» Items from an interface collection
..........

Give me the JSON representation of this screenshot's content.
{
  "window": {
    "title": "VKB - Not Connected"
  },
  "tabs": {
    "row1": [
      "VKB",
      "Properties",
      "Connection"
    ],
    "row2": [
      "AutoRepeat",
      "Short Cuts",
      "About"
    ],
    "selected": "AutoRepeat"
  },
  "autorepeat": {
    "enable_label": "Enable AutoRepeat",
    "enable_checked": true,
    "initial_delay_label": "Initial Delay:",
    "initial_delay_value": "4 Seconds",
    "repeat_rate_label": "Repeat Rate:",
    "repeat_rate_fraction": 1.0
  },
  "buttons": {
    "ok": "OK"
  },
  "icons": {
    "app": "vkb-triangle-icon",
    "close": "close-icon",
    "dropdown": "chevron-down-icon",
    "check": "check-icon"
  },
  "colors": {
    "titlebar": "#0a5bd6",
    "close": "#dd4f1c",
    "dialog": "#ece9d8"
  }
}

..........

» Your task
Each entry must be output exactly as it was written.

» Solution to the problem
Give me the JSON representation of this screenshot's content.
{
  "window": {
    "title": "VKB - Not Connected"
  },
  "tabs": {
    "row1": [
      "VKB",
      "Properties",
      "Connection"
    ],
    "row2": [
      "AutoRepeat",
      "Short Cuts",
      "About"
    ],
    "selected": "AutoRepeat"
  },
  "autorepeat": {
    "enable_label": "Enable AutoRepeat",
    "enable_checked": true,
    "initial_delay_label": "Initial Delay:",
    "initial_delay_value": "4 Seconds",
    "repeat_rate_label": "Repeat Rate:",
    "repeat_rate_fraction": 1.0
  },
  "buttons": {
    "ok": "OK"
  },
  "icons": {
    "app": "vkb-triangle-icon",
    "close": "close-icon",
    "dropdown": "chevron-down-icon",
    "check": "check-icon"
  },
  "colors": {
    "titlebar": "#0a5bd6",
    "close": "#dd4f1c",
    "dialog": "#ece9d8"
  }
}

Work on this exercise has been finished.